Prince Charles visited Poundbury, part of the Duchy of Cornwall today.
The Prince of Wales was in Poundbury, the town near to Dorchester in Dorset that he was instrumental in helping develop. This year marks the 20th anniversary of Poundbury.
During the visit, Prince Charles visited the recently opened toy store, Boo’s, where he was given a wooden helicopter for Prince George.
The area is part of the Prince’s Duchy of Cornwall and was created “to implement the principles expounded in The Prince of Wales’s 1989 book, A Vision of Britain,” as per the Duchy of Cornwall’s website.
Poundbury, which was planned and designed by Leon Krier, broke new ground in 1993 and has become an internationally recognized “example of sustainable urban development which has put the needs of people before cars,” reports the Daily Mail.
By 2025, Poundbury is slated for completion. It is expected to provide housing for 5,000 people as well as employment for approximately 2,000 individuals.
Presently, 2,000 people reside in Poundbury. The town employs around 1,600 people and 140 businesses have ‘set up shop.’
“We sat down with local people at the start to brainstorm this whole approach,” Charles commented during his speech. In speaking of the planning and people, he continued: “If it hadn’t been for their endorsement of what they also wanted to see, it would never have got so far. So now I hope it’s part of Dorchester in an important way.”
Whilst visiting, Charles also stopped off to meet the Thomas family, and their eight-month-old daughter, who purchased their home as part of a shared ownership scheme.
“It’s very popular with the people that live here. I think it’s probably the attractiveness of the public realm. ‘It’s not just the architectural design of the buildings, it’s the streets and the general environment,” Poundbury’s Development Manager, Simon Conibear commented.
Prior to his latest Poundbury visit, the Prince stopped by the Dorset Archives Service in Dorchester. Whilst at the centre, Charles took part in a conservation project in which he pasted liners to protect rare 18th century jury lists.

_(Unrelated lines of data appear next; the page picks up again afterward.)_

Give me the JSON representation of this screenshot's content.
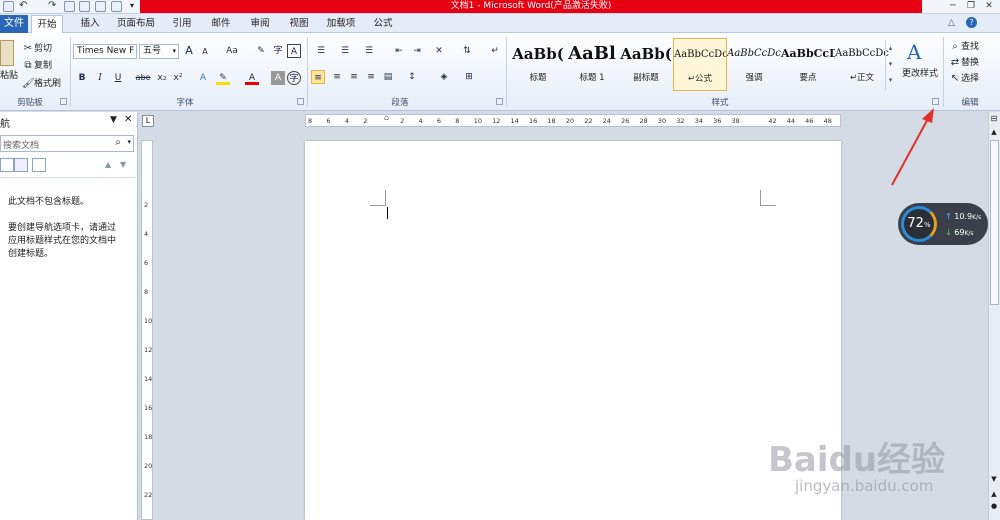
{
  "window": {
    "title": "文档1 - Microsoft Word(产品激活失败)"
  },
  "tabs": {
    "file": "文件",
    "items": [
      "开始",
      "插入",
      "页面布局",
      "引用",
      "邮件",
      "审阅",
      "视图",
      "加载项",
      "公式"
    ],
    "active_index": 0
  },
  "clipboard": {
    "paste": "粘贴",
    "cut": "剪切",
    "copy": "复制",
    "format_painter": "格式刷",
    "group_label": "剪贴板"
  },
  "font": {
    "name_value": "Times New F",
    "size_value": "五号",
    "aa_label": "Aa",
    "grow_label": "A",
    "shrink_label": "A",
    "group_label": "字体",
    "bold": "B",
    "italic": "I",
    "underline": "U",
    "strike": "abe",
    "subscript": "x₂",
    "superscript": "x²",
    "font_color": "A"
  },
  "paragraph": {
    "group_label": "段落"
  },
  "styles": {
    "group_label": "样式",
    "items": [
      {
        "preview": "AaBb(",
        "label": "标题"
      },
      {
        "preview": "AaBl",
        "label": "标题 1"
      },
      {
        "preview": "AaBb(",
        "label": "副标题"
      },
      {
        "preview": "AaBbCcDc",
        "label": "↵公式"
      },
      {
        "preview": "AaBbCcDc",
        "label": "强调"
      },
      {
        "preview": "AaBbCcD",
        "label": "要点"
      },
      {
        "preview": "AaBbCcDc",
        "label": "↵正文"
      }
    ],
    "active_index": 3,
    "change_styles": "更改样式"
  },
  "editing": {
    "find": "查找",
    "replace": "替换",
    "select": "选择",
    "group_label": "编辑"
  },
  "nav_pane": {
    "title": "航",
    "search_placeholder": "搜索文档",
    "empty_line1": "此文档不包含标题。",
    "empty_line2": "要创建导航选项卡，请通过",
    "empty_line3": "应用标题样式在您的文档中",
    "empty_line4": "创建标题。"
  },
  "ruler": {
    "h_numbers": [
      "8",
      "6",
      "4",
      "2",
      "",
      "2",
      "4",
      "6",
      "8",
      "10",
      "12",
      "14",
      "16",
      "18",
      "20",
      "22",
      "24",
      "26",
      "28",
      "30",
      "32",
      "34",
      "36",
      "38",
      "",
      "42",
      "44",
      "46",
      "48"
    ],
    "v_numbers": [
      "2",
      "4",
      "6",
      "8",
      "10",
      "12",
      "14",
      "16",
      "18",
      "20",
      "22"
    ]
  },
  "speed_widget": {
    "percent": "72",
    "percent_unit": "%",
    "upload": "10.9",
    "upload_unit": "K/s",
    "download": "69",
    "download_unit": "K/s"
  },
  "watermark": {
    "brand": "Baidu经验",
    "url": "jingyan.baidu.com"
  },
  "colors": {
    "titlebar_red": "#e60012",
    "file_tab_blue": "#2a66b8",
    "arrow_red": "#e0302a",
    "active_style": "#e6b448"
  }
}
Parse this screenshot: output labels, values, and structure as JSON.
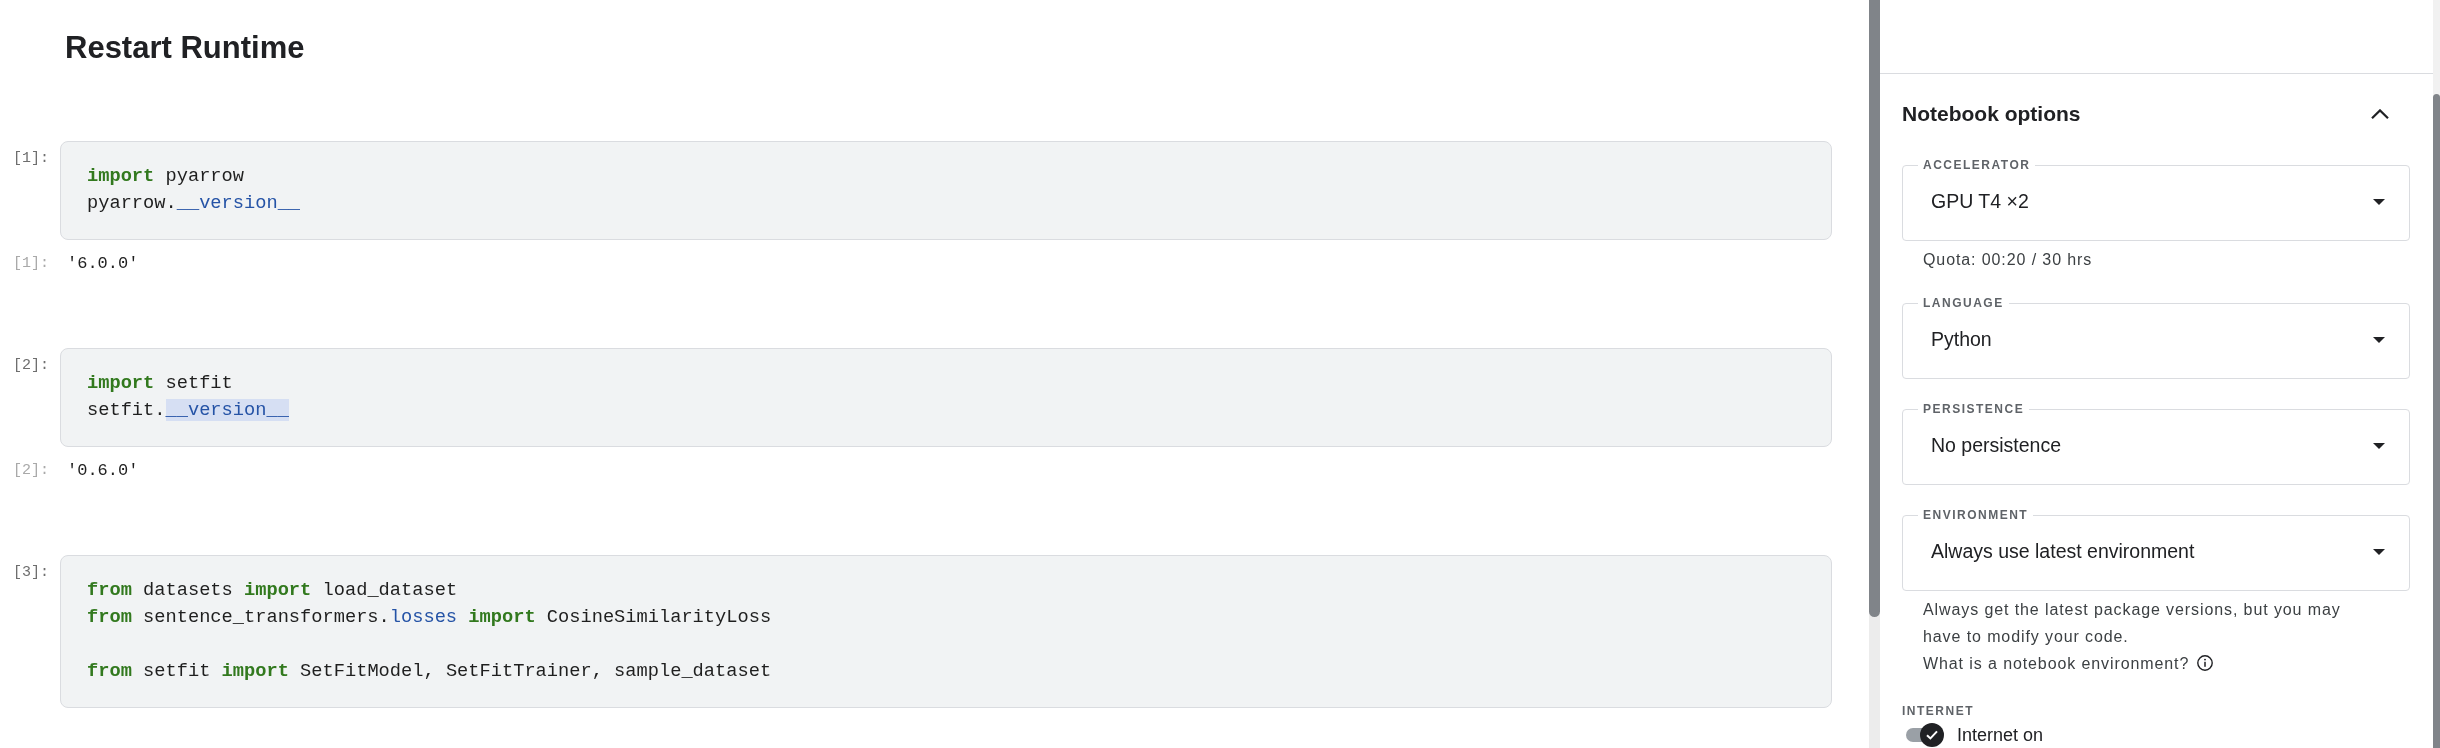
{
  "notebook": {
    "heading": "Restart Runtime",
    "cells": [
      {
        "prompt": "[1]:",
        "lines": [
          {
            "kind": "code",
            "tokens": [
              {
                "text": "import",
                "kind": "keyword",
                "highlighted": false
              },
              {
                "text": " pyarrow",
                "kind": "name",
                "highlighted": false
              }
            ]
          },
          {
            "kind": "code",
            "tokens": [
              {
                "text": "pyarrow.",
                "kind": "name",
                "highlighted": false
              },
              {
                "text": "__version__",
                "kind": "attribute",
                "highlighted": false
              }
            ]
          }
        ],
        "output": {
          "prompt": "[1]:",
          "text": "'6.0.0'"
        }
      },
      {
        "prompt": "[2]:",
        "lines": [
          {
            "kind": "code",
            "tokens": [
              {
                "text": "import",
                "kind": "keyword",
                "highlighted": false
              },
              {
                "text": " setfit",
                "kind": "name",
                "highlighted": false
              }
            ]
          },
          {
            "kind": "code",
            "tokens": [
              {
                "text": "setfit.",
                "kind": "name",
                "highlighted": false
              },
              {
                "text": "__version__",
                "kind": "attribute",
                "highlighted": true
              }
            ]
          }
        ],
        "output": {
          "prompt": "[2]:",
          "text": "'0.6.0'"
        }
      },
      {
        "prompt": "[3]:",
        "lines": [
          {
            "kind": "code",
            "tokens": [
              {
                "text": "from",
                "kind": "keyword",
                "highlighted": false
              },
              {
                "text": " datasets ",
                "kind": "name",
                "highlighted": false
              },
              {
                "text": "import",
                "kind": "keyword",
                "highlighted": false
              },
              {
                "text": " load_dataset",
                "kind": "name",
                "highlighted": false
              }
            ]
          },
          {
            "kind": "code",
            "tokens": [
              {
                "text": "from",
                "kind": "keyword",
                "highlighted": false
              },
              {
                "text": " sentence_transformers.",
                "kind": "name",
                "highlighted": false
              },
              {
                "text": "losses",
                "kind": "attribute",
                "highlighted": false
              },
              {
                "text": " import",
                "kind": "keyword",
                "highlighted": false
              },
              {
                "text": " CosineSimilarityLoss",
                "kind": "name",
                "highlighted": false
              }
            ]
          },
          {
            "kind": "blank"
          },
          {
            "kind": "code",
            "tokens": [
              {
                "text": "from",
                "kind": "keyword",
                "highlighted": false
              },
              {
                "text": " setfit ",
                "kind": "name",
                "highlighted": false
              },
              {
                "text": "import",
                "kind": "keyword",
                "highlighted": false
              },
              {
                "text": " SetFitModel, SetFitTrainer, sample_dataset",
                "kind": "name",
                "highlighted": false
              }
            ]
          }
        ]
      }
    ]
  },
  "notebook_options": {
    "title": "Notebook options",
    "expanded": true,
    "fields": [
      {
        "kind": "select",
        "label": "ACCELERATOR",
        "value": "GPU T4 ×2",
        "hint": {
          "text": "Quota: 00:20 / 30 hrs",
          "info_icon": false
        }
      },
      {
        "kind": "select",
        "label": "LANGUAGE",
        "value": "Python"
      },
      {
        "kind": "select",
        "label": "PERSISTENCE",
        "value": "No persistence"
      },
      {
        "kind": "select",
        "label": "ENVIRONMENT",
        "value": "Always use latest environment",
        "hint": {
          "text": "Always get the latest package versions, but you may have to modify your code.",
          "link": "What is a notebook environment?",
          "info_icon": true
        }
      },
      {
        "kind": "toggle",
        "label": "INTERNET",
        "toggle_label": "Internet on",
        "on": true
      }
    ]
  }
}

“He’s so used to working with paint brushes he was able to follow my directions easily,” Conservation officer Rebecca Donnan commented.